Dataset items
# # # # # # #

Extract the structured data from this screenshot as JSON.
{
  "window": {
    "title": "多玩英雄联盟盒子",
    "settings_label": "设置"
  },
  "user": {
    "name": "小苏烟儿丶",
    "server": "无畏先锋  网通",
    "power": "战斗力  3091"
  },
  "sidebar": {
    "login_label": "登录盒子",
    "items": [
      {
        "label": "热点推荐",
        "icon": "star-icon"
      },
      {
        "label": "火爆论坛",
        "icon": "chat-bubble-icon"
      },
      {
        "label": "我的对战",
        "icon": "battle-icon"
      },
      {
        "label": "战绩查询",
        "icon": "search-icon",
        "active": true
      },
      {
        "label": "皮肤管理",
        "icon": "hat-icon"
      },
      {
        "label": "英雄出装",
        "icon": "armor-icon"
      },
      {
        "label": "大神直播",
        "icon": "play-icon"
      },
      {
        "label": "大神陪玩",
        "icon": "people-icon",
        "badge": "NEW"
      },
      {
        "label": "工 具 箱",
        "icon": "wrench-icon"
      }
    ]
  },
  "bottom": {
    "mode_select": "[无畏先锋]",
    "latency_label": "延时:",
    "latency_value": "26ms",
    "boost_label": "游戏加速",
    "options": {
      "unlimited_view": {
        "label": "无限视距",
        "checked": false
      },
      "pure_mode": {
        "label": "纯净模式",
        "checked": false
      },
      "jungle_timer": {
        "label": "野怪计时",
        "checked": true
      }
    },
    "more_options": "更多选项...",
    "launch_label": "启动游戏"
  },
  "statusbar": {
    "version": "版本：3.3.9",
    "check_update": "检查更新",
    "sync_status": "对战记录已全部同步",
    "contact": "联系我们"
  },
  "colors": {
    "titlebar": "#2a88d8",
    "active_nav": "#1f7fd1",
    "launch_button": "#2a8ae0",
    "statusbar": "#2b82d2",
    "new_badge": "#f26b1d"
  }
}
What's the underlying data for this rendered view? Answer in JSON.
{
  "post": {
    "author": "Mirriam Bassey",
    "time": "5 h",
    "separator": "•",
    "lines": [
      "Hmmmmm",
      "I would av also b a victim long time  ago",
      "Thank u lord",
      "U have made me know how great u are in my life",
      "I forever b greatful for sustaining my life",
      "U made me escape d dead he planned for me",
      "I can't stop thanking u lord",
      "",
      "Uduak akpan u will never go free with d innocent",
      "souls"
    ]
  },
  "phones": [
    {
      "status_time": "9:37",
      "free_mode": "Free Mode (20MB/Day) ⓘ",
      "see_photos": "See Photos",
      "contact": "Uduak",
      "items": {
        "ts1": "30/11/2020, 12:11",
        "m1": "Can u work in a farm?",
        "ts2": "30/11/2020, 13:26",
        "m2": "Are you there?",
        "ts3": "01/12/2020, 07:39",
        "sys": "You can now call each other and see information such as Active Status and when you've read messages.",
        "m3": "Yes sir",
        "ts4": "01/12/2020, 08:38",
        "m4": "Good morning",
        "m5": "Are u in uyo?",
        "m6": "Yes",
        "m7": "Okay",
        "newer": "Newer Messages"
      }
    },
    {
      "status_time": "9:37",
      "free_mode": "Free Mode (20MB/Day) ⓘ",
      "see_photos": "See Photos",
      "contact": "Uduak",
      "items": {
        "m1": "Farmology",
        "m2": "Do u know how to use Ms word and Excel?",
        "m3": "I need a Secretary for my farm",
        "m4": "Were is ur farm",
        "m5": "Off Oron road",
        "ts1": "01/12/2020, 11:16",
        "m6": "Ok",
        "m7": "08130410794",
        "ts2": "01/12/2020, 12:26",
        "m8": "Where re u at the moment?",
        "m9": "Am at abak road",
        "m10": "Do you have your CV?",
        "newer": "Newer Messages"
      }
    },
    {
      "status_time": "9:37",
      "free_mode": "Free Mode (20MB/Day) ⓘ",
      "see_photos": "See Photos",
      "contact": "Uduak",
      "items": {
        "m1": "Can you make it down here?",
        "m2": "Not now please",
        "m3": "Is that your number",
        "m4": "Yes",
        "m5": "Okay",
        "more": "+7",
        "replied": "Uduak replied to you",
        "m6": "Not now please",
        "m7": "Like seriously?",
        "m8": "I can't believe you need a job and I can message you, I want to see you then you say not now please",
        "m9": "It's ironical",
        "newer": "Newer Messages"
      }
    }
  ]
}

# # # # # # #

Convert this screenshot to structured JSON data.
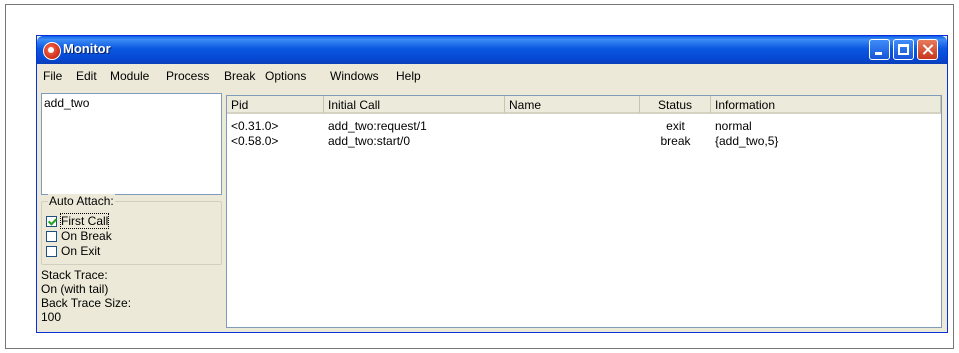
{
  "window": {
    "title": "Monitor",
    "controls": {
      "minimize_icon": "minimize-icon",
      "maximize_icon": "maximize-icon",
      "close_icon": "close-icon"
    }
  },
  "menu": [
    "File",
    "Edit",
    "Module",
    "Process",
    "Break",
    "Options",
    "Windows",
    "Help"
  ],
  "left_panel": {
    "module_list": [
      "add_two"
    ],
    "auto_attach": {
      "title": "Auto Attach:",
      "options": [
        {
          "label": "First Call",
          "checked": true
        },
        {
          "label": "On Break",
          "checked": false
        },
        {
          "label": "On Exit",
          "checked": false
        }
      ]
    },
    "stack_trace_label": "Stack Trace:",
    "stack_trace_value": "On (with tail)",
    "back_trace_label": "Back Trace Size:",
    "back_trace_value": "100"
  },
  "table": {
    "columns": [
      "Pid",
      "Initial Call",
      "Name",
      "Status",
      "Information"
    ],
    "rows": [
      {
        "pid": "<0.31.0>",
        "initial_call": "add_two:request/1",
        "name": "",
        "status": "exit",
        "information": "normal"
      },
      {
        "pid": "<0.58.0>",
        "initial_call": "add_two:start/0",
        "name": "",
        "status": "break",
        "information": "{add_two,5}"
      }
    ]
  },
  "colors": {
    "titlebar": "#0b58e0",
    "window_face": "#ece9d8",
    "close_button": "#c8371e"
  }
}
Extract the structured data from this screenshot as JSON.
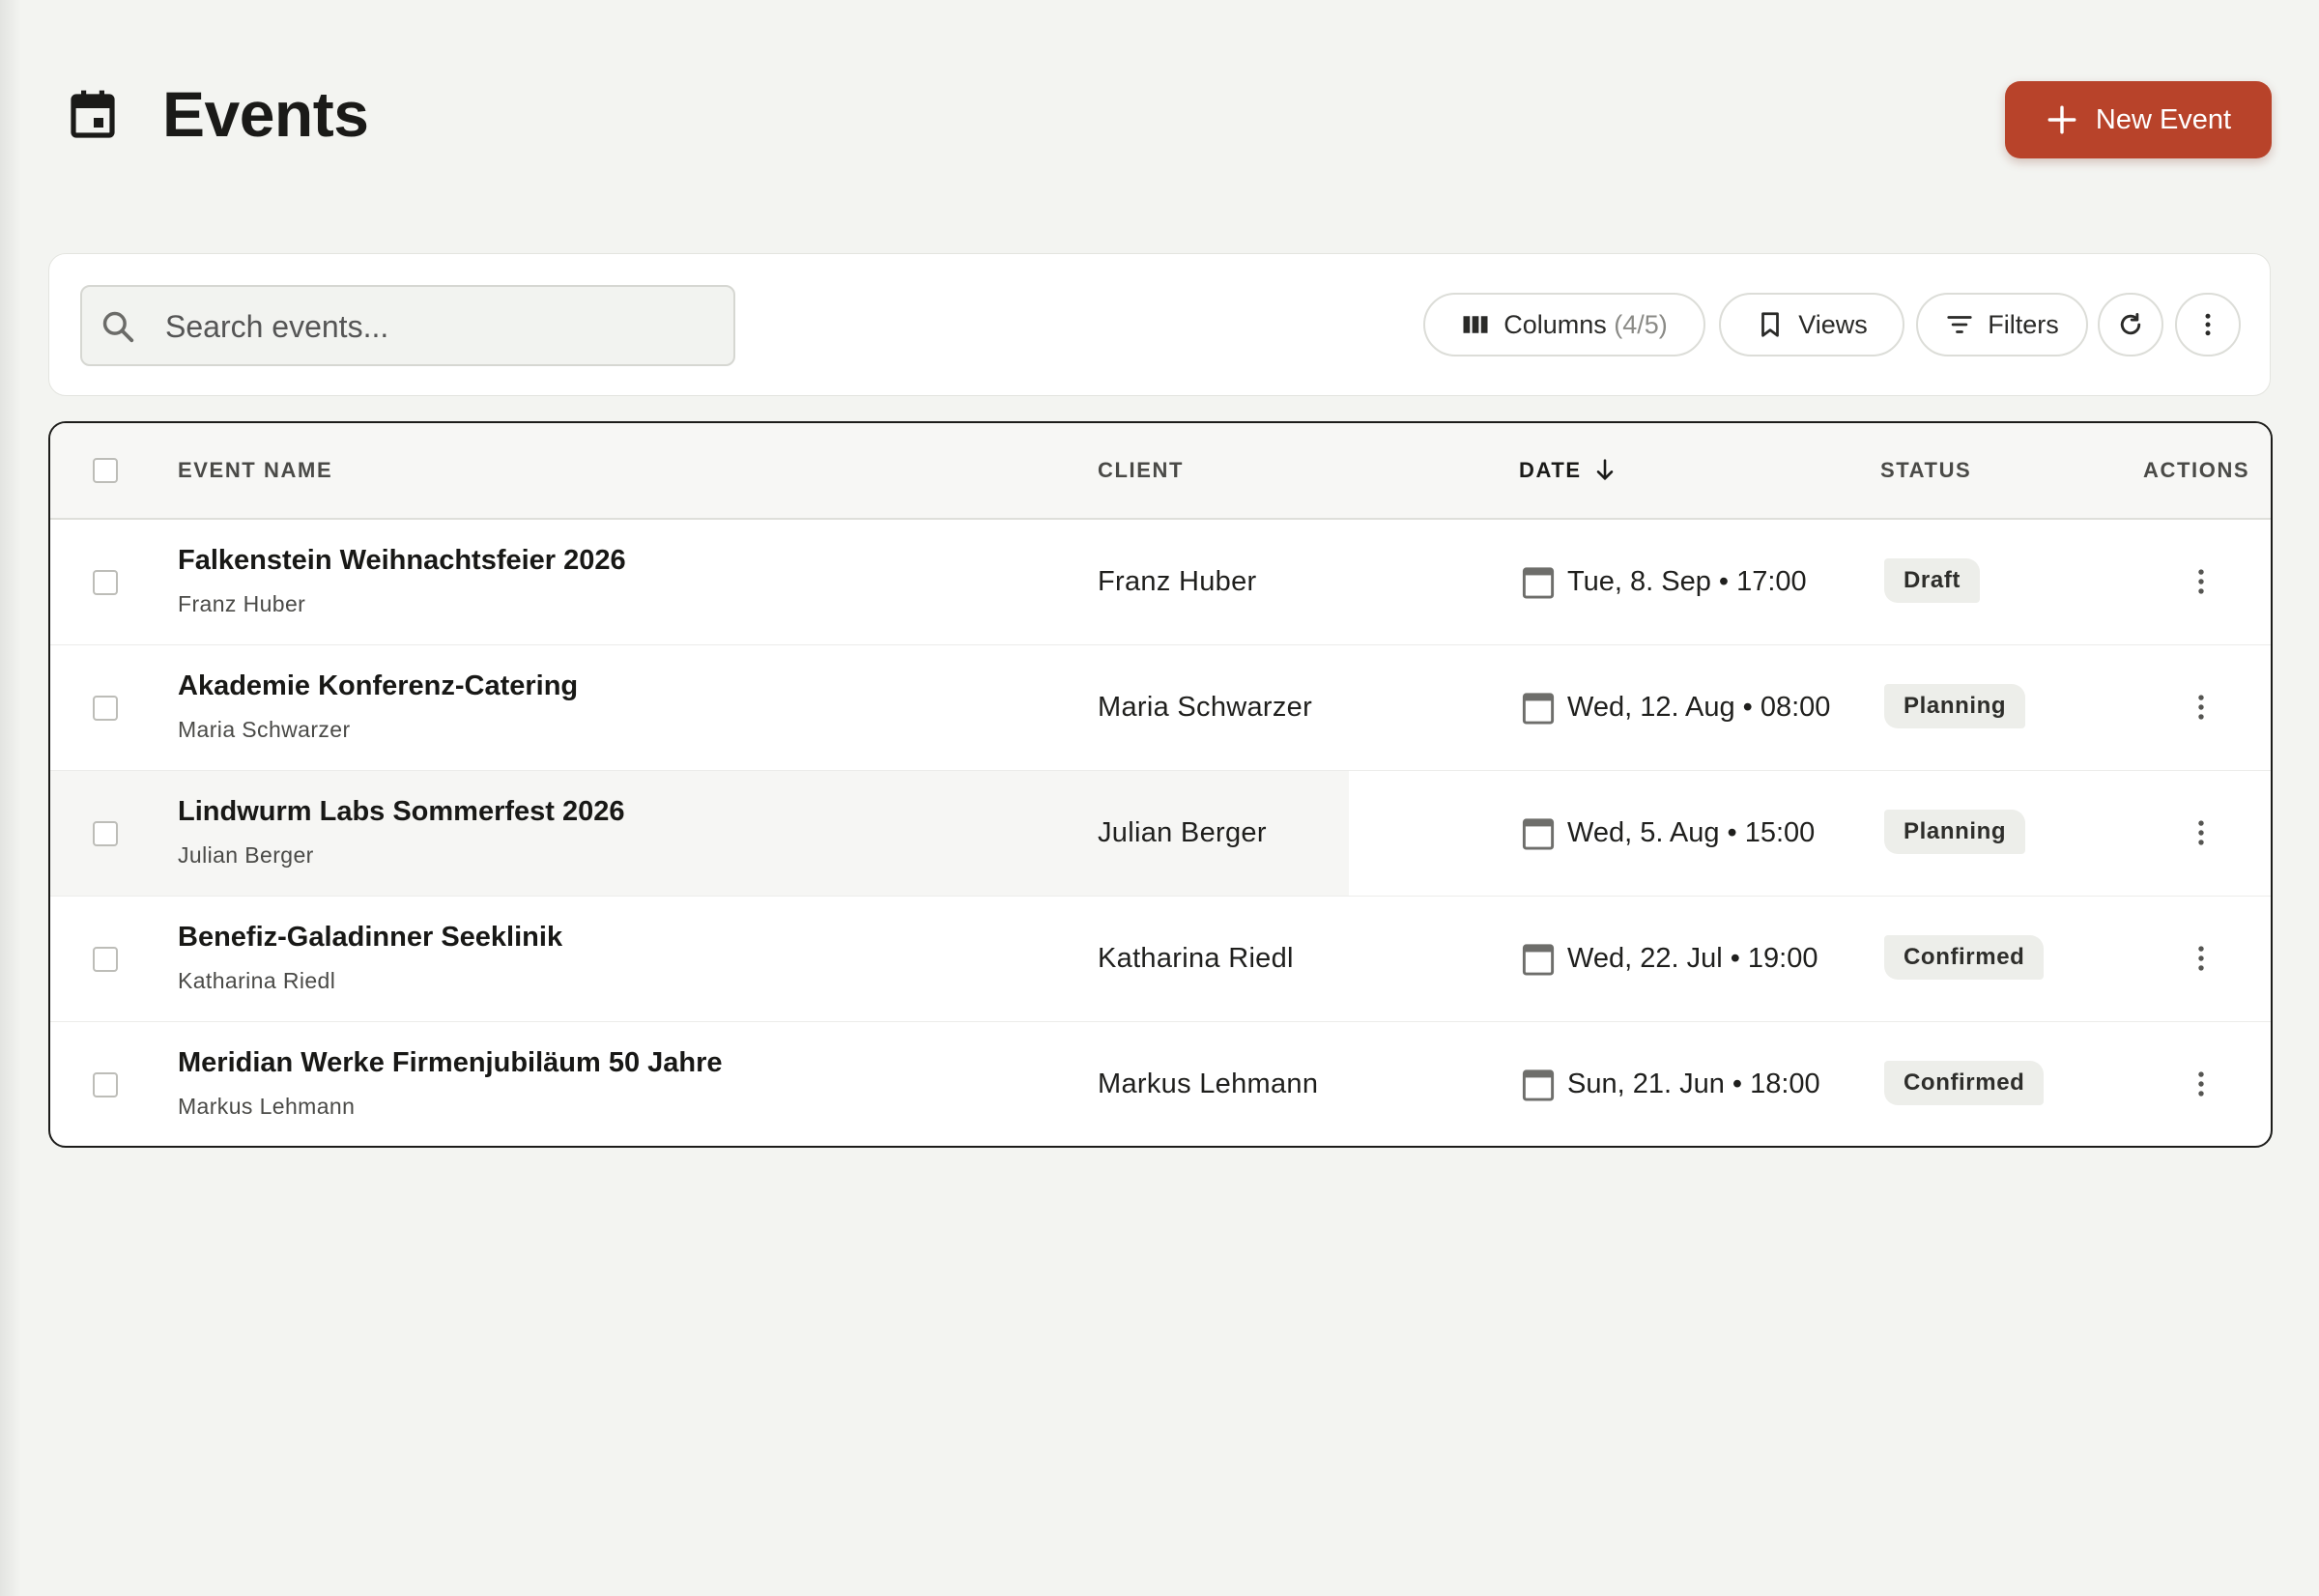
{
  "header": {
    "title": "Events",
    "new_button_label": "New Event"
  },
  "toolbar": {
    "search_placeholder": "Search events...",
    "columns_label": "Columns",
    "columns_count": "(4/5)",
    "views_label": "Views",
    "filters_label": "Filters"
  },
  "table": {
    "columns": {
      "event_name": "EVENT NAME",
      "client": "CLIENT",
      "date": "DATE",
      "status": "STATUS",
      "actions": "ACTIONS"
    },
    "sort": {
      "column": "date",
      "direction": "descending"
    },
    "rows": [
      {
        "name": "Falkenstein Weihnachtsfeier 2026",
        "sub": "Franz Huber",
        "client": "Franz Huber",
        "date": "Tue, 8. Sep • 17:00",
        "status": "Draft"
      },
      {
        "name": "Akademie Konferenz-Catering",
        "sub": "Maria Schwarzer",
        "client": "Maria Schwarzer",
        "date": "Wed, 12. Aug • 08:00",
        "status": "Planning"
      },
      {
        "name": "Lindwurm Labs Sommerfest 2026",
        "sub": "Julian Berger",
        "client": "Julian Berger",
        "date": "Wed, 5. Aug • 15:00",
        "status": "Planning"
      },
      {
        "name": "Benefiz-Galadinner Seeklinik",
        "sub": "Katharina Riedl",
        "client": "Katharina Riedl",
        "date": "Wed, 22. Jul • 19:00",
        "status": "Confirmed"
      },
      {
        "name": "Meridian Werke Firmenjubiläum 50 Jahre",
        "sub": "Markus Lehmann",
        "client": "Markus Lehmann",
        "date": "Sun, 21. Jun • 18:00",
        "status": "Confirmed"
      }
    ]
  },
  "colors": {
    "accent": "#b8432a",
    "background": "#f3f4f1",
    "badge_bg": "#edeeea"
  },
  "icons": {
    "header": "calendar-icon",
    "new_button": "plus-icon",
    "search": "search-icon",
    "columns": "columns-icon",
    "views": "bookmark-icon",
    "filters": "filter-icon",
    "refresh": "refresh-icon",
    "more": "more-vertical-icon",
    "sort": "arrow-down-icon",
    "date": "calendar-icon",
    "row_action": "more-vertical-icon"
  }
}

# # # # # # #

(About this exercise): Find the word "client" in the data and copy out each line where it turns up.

(Output of the exercise):
      "client": "CLIENT",
        "client": "Franz Huber",
        "client": "Maria Schwarzer",
        "client": "Julian Berger",
        "client": "Katharina Riedl",
        "client": "Markus Lehmann",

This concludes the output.